stroy bacteria in a similar fashion. The World Health Organization considers both
penicillins and tetracyclines to be Critically Important in human medicine, unlike the
FDA, which considers them only Highly Important. Another drug class, fluoroquinolones, considered Critically Important by FDA, was successfully banned for extralabel use in food animals and any use was banned in poultry over concerns of
Antibiotic resistance impacts public health when people consume food contaminated with antimicrobial-resistant bacteria resulting from the exposure of food animals
to antimicrobials, including cephalosporins. Gram-negative bacteria acquire or have
innate resistance to cephalosporin through b-lactamases, which inactivate the drug itself.
8 CMY- 2, a type of AmpC enzyme, and the extended-spectrum b-lactamases
(ESBLs) are found on the chromosomes of
most Enterobacteriaceae and on plasmids in
Salmonella, Escherichia coli and other
Enterobacteriaceae. CMY- 2 and ESBLs provide
resistance to first-, second- and third-generation cephalosporins. CMY- 2 is the b
-lac-tamase most associated with Salmonella
from isolates that display resistance to ceftiofur and increasing resistance to ceftriaxone.
9–11 ESBLs present in bacteria of
human concern include CTX-M, which is
plasmid-mediated and has the potential to
provide resistance to all cephalosporins.
Although now dominant only in European
countries, CTX-M enzymes are gaining a
foothold in the United States but do not
12, 13 When mobilized,
CTX-M enzymes often can be found on
large multidrug-resistant plasmids.
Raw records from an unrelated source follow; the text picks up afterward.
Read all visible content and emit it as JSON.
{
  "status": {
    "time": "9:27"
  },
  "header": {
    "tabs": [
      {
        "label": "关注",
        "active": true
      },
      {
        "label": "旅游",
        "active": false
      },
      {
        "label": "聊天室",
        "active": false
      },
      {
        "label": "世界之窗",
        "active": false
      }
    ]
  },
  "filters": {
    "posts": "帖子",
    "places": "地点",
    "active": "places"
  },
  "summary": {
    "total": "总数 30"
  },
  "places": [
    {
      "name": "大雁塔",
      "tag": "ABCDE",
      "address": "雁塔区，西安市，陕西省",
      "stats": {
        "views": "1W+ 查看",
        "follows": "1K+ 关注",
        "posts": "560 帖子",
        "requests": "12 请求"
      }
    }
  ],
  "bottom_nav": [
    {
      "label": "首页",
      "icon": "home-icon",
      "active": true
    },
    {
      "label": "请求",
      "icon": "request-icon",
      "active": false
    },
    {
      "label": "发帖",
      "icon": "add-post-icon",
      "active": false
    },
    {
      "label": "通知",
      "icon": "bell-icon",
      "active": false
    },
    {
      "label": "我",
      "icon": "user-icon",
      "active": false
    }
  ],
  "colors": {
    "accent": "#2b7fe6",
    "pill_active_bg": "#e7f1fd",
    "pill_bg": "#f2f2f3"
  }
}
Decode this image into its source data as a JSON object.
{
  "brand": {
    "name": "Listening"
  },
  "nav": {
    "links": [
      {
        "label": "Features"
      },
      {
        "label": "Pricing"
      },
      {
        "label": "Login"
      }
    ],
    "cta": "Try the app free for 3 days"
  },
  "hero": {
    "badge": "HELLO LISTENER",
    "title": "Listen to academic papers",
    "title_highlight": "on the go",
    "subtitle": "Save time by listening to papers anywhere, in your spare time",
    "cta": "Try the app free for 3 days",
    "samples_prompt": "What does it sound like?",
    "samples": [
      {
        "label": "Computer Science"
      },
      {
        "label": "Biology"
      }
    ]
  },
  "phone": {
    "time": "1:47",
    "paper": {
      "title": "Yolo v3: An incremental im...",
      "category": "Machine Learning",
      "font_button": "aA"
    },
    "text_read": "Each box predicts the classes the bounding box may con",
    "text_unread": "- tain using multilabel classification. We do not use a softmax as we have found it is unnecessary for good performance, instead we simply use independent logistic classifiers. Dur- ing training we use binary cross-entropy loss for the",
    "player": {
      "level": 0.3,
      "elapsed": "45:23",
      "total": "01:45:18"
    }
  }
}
FDA is
concerned that cephalosporin resistance
may escalate as CTX-M becomes more
widespread. Severe bacterial infections resistant to cephalosporins, without FDA’s continued action, may face treatment failures from ineffective antibacterial regimens, increasing the likelihood of death.
Of particular concern is the evidence of cross-resistance among drugs in the broad
cephalosporin class and the increase in reports of CMY- 2 and CTX-M b-lactamases,
which transfer cephalosporin resistance between enteric bacteria.
9 The surveillance efforts of both the NARMS as well as the Canadian Integrated Program for Antimicrobial Resistance Surveillance have noted both in animal and human isolates the
acquired resistance to b-lactams. Resistance to ceftiofur corresponds with resistance to
ceftriaxone, conferred by CMY- 2, and provides resistance to first-, second- and third-generation cephalosporins. Resistance to ceftiofur compromises the efficacy of ceftriaxone, a first-line therapy for treating human salmonellosis. CMY- 2, in addition to
providing ceftiofur and ceftriaxone resistance, conveys resistance to many other b
-lactams, including ampicillin and amoxicillin.
14 The concern over the pervasiveness and
range of CMY- 2 in the ceftiofur and ceftriaxone surveillance data helps provide the
basis for FDA’s action as it supports the findings that cephalosporin use in food animals is contributing to an upsurge in cephalosporin-resistant pathogens.
The recent issuance is not an all-out prohibition of cephalosporin use in food animals. Many have complained that it is watered down compared with what was put
forth in 2008, while some former critics now indicate that it is more reasonable.
“...FDA has consistently
believed, for several
decades now, that there
are human health risks in
doses of medically
important antibiotics in
Prohibition in the 21st Century
As stated in the prohibition issuance, and in many agency documents in regard to
the use of antimicrobial drugs in animals, “When considering the foodborne pathway,
the potential for human exposure to an-
timicrobial-resistant pathogens is signifi-
cantly less for food derived from minor
species than it is for food derived from
the food-producing major species. The
exposure potential is less in part because
the amount of food derived from cattle,
swine and poultry is much greater than
the amount of food derived from sheep,
goats and aquaculture, the minor species
from which the most food is derived.”
Minor species are defined as animals
other than cattle, swine, chickens,
turkeys, horses, dogs, cats and humans.
At this time, FDA is not planning to
prohibit extralabel use of cephalosporins
in food-producing minor species because
they do not believe that this use repre-
sents a significant risk to the public
health, since these species are consumed
16 Also, because
cephalosporins are approved for use in
sheep and goats, there is less potential
for extralabel use in these species, ac-
cording to the agency. Although people
may consume these animal species less
often, any practice that selects for resist-
ance genes is concerning.